*** Block opens ***
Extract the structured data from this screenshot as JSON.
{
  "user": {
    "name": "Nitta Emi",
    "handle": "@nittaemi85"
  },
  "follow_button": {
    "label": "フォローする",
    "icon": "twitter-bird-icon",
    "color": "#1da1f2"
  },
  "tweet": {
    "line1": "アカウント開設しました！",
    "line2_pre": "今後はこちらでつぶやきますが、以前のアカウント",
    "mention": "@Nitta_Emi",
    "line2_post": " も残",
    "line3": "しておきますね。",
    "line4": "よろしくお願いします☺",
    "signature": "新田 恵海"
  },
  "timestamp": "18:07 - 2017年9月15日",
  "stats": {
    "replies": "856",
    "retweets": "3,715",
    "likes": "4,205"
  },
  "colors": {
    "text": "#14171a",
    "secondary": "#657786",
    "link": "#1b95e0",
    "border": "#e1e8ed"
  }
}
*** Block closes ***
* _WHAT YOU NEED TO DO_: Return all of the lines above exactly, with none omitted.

* _EXERCISE RESULT_:
Extract the structured data from this screenshot as JSON.
{
  "user": {
    "name": "Nitta Emi",
    "handle": "@nittaemi85"
  },
  "follow_button": {
    "label": "フォローする",
    "icon": "twitter-bird-icon",
    "color": "#1da1f2"
  },
  "tweet": {
    "line1": "アカウント開設しました！",
    "line2_pre": "今後はこちらでつぶやきますが、以前のアカウント",
    "mention": "@Nitta_Emi",
    "line2_post": " も残",
    "line3": "しておきますね。",
    "line4": "よろしくお願いします☺",
    "signature": "新田 恵海"
  },
  "timestamp": "18:07 - 2017年9月15日",
  "stats": {
    "replies": "856",
    "retweets": "3,715",
    "likes": "4,205"
  },
  "colors": {
    "text": "#14171a",
    "secondary": "#657786",
    "link": "#1b95e0",
    "border": "#e1e8ed"
  }
}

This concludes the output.